TASK » Where in the data does the word "built" appear? Find those lines and copy them.

==*==

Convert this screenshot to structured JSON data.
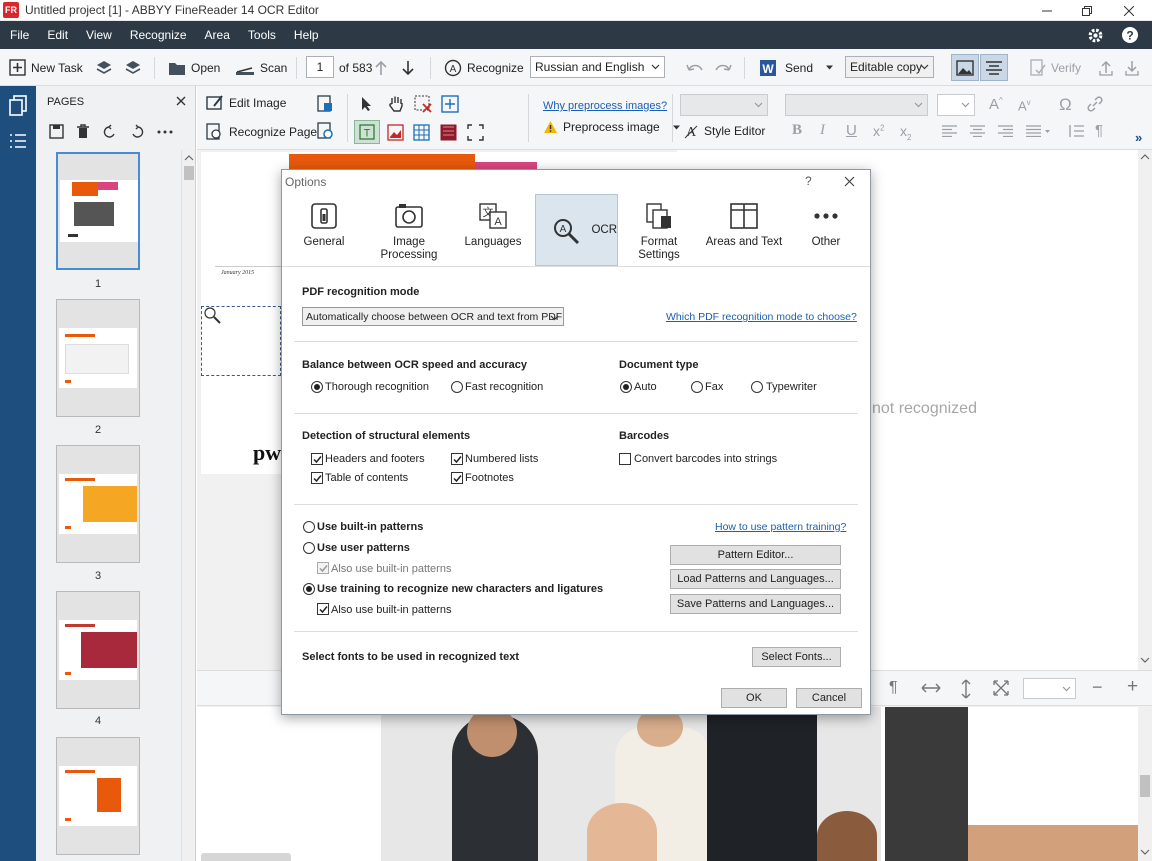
{
  "window": {
    "title": "Untitled project [1] - ABBYY FineReader 14 OCR Editor",
    "app_icon_text": "FR"
  },
  "menu": [
    "File",
    "Edit",
    "View",
    "Recognize",
    "Area",
    "Tools",
    "Help"
  ],
  "toolbar": {
    "new_task": "New Task",
    "open": "Open",
    "scan": "Scan",
    "page_current": "1",
    "page_total": "of 583",
    "recognize": "Recognize",
    "language": "Russian and English",
    "send": "Send",
    "output_mode": "Editable copy",
    "verify": "Verify"
  },
  "pages_panel": {
    "title": "PAGES",
    "pages": [
      "1",
      "2",
      "3",
      "4"
    ]
  },
  "toolbar2": {
    "edit_image": "Edit Image",
    "recognize_page": "Recognize Page",
    "why_preprocess": "Why preprocess images?",
    "preprocess_image": "Preprocess image",
    "style_editor": "Style Editor"
  },
  "canvas": {
    "doc_date": "January 2015",
    "doc_logo": "pw",
    "not_recognized": "not recognized"
  },
  "dialog": {
    "title": "Options",
    "help": "?",
    "tabs": [
      {
        "label": "General",
        "icon": "general-icon"
      },
      {
        "label": "Image Processing",
        "icon": "camera-icon"
      },
      {
        "label": "Languages",
        "icon": "languages-icon"
      },
      {
        "label": "OCR",
        "icon": "ocr-magnifier-icon"
      },
      {
        "label": "Format Settings",
        "icon": "format-settings-icon"
      },
      {
        "label": "Areas and Text",
        "icon": "areas-icon"
      },
      {
        "label": "Other",
        "icon": "more-icon"
      }
    ],
    "pdf_mode_label": "PDF recognition mode",
    "pdf_mode_value": "Automatically choose between OCR and text from PDF",
    "pdf_mode_link": "Which PDF recognition mode to choose?",
    "balance_label": "Balance between OCR speed and accuracy",
    "thorough": "Thorough recognition",
    "fast": "Fast recognition",
    "doc_type_label": "Document type",
    "auto": "Auto",
    "fax": "Fax",
    "typewriter": "Typewriter",
    "structural_label": "Detection of structural elements",
    "headers_footers": "Headers and footers",
    "table_of_contents": "Table of contents",
    "numbered_lists": "Numbered lists",
    "footnotes": "Footnotes",
    "barcodes_label": "Barcodes",
    "convert_barcodes": "Convert barcodes into strings",
    "use_builtin": "Use built-in patterns",
    "use_user": "Use user patterns",
    "also_builtin_1": "Also use built-in patterns",
    "use_training": "Use training to recognize new characters and ligatures",
    "also_builtin_2": "Also use built-in patterns",
    "pattern_link": "How to use pattern training?",
    "pattern_editor": "Pattern Editor...",
    "load_patterns": "Load Patterns and Languages...",
    "save_patterns": "Save Patterns and Languages...",
    "fonts_label": "Select fonts to be used in recognized text",
    "select_fonts": "Select Fonts...",
    "ok": "OK",
    "cancel": "Cancel"
  },
  "colors": {
    "menubar": "#2d3a46",
    "sidebar": "#1d4e7e",
    "link": "#1a5fb4",
    "accent_orange": "#e8590c",
    "accent_pink": "#d9467f"
  }
}
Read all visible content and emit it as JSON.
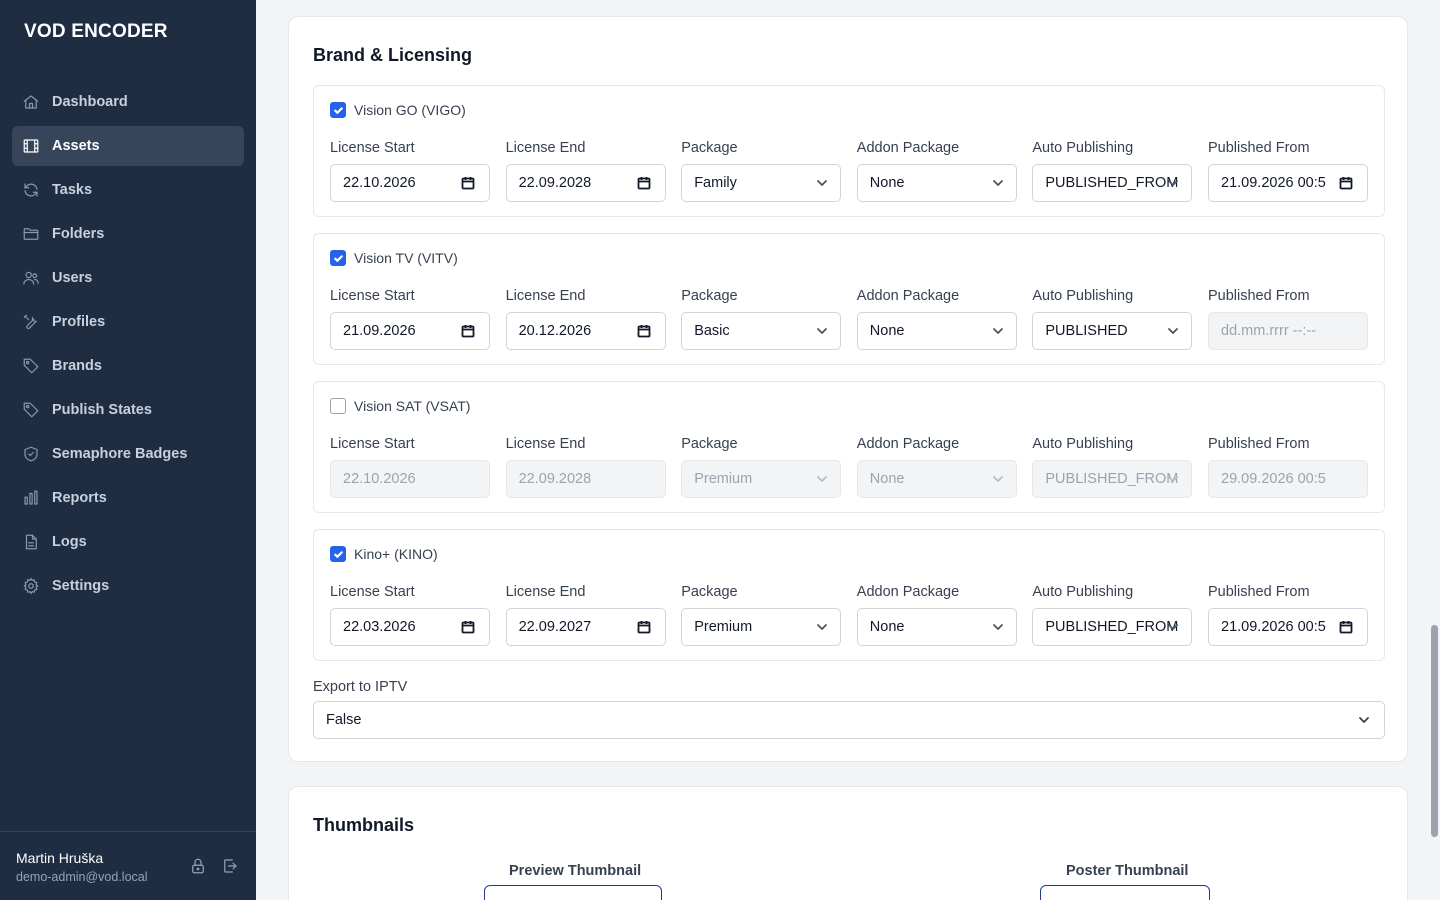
{
  "app": {
    "title": "VOD ENCODER"
  },
  "sidebar": {
    "items": [
      {
        "label": "Dashboard",
        "icon": "home-icon",
        "active": false
      },
      {
        "label": "Assets",
        "icon": "film-icon",
        "active": true
      },
      {
        "label": "Tasks",
        "icon": "refresh-icon",
        "active": false
      },
      {
        "label": "Folders",
        "icon": "folder-icon",
        "active": false
      },
      {
        "label": "Users",
        "icon": "users-icon",
        "active": false
      },
      {
        "label": "Profiles",
        "icon": "tools-icon",
        "active": false
      },
      {
        "label": "Brands",
        "icon": "tag-icon",
        "active": false
      },
      {
        "label": "Publish States",
        "icon": "tag-icon",
        "active": false
      },
      {
        "label": "Semaphore Badges",
        "icon": "shield-icon",
        "active": false
      },
      {
        "label": "Reports",
        "icon": "bar-chart-icon",
        "active": false
      },
      {
        "label": "Logs",
        "icon": "document-icon",
        "active": false
      },
      {
        "label": "Settings",
        "icon": "gear-icon",
        "active": false
      }
    ],
    "user": {
      "name": "Martin Hruška",
      "email": "demo-admin@vod.local"
    }
  },
  "brand_licensing": {
    "title": "Brand & Licensing",
    "field_labels": [
      "License Start",
      "License End",
      "Package",
      "Addon Package",
      "Auto Publishing",
      "Published From"
    ],
    "brands": [
      {
        "name": "Vision GO (VIGO)",
        "checked": true,
        "license_start": "22.10.2026",
        "license_end": "22.09.2028",
        "package": "Family",
        "addon_package": "None",
        "auto_publishing": "PUBLISHED_FROM",
        "published_from": "21.09.2026 00:5",
        "published_from_placeholder": false
      },
      {
        "name": "Vision TV (VITV)",
        "checked": true,
        "license_start": "21.09.2026",
        "license_end": "20.12.2026",
        "package": "Basic",
        "addon_package": "None",
        "auto_publishing": "PUBLISHED",
        "published_from": "dd.mm.rrrr --:--",
        "published_from_placeholder": true
      },
      {
        "name": "Vision SAT (VSAT)",
        "checked": false,
        "license_start": "22.10.2026",
        "license_end": "22.09.2028",
        "package": "Premium",
        "addon_package": "None",
        "auto_publishing": "PUBLISHED_FROM",
        "published_from": "29.09.2026 00:5",
        "published_from_placeholder": false
      },
      {
        "name": "Kino+ (KINO)",
        "checked": true,
        "license_start": "22.03.2026",
        "license_end": "22.09.2027",
        "package": "Premium",
        "addon_package": "None",
        "auto_publishing": "PUBLISHED_FROM",
        "published_from": "21.09.2026 00:5",
        "published_from_placeholder": false
      }
    ],
    "export_iptv": {
      "label": "Export to IPTV",
      "value": "False"
    }
  },
  "thumbnails": {
    "title": "Thumbnails",
    "preview_label": "Preview Thumbnail",
    "poster_label": "Poster Thumbnail"
  }
}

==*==

YOUR RESPONSE »
    "use_builtin": "Use built-in patterns",
    "also_builtin_1": "Also use built-in patterns",
    "also_builtin_2": "Also use built-in patterns",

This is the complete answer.